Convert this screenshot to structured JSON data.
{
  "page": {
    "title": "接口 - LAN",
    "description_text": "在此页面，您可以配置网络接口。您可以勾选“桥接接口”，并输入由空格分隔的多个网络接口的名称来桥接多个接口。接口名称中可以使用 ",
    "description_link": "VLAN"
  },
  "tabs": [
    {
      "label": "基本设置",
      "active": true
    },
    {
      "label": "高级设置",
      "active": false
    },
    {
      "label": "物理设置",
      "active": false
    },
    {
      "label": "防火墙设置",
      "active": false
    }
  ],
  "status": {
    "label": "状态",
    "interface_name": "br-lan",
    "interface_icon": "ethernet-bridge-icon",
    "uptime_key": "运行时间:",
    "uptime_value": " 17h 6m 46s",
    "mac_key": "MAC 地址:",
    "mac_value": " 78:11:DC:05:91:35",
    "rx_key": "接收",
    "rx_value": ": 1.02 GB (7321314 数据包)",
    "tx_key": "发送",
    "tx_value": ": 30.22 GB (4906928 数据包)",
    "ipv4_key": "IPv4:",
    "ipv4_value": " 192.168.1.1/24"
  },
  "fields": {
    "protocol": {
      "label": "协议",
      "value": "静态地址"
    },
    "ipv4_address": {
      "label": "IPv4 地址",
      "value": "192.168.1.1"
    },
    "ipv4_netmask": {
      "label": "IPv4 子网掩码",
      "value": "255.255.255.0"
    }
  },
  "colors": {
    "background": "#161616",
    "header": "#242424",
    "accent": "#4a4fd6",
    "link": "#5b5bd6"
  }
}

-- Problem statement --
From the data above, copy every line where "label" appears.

-- Task answer --
      "label": "基本设置",
      "label": "高级设置",
      "label": "物理设置",
      "label": "防火墙设置",
    "label": "状态",
      "label": "协议",
      "label": "IPv4 地址",
      "label": "IPv4 子网掩码",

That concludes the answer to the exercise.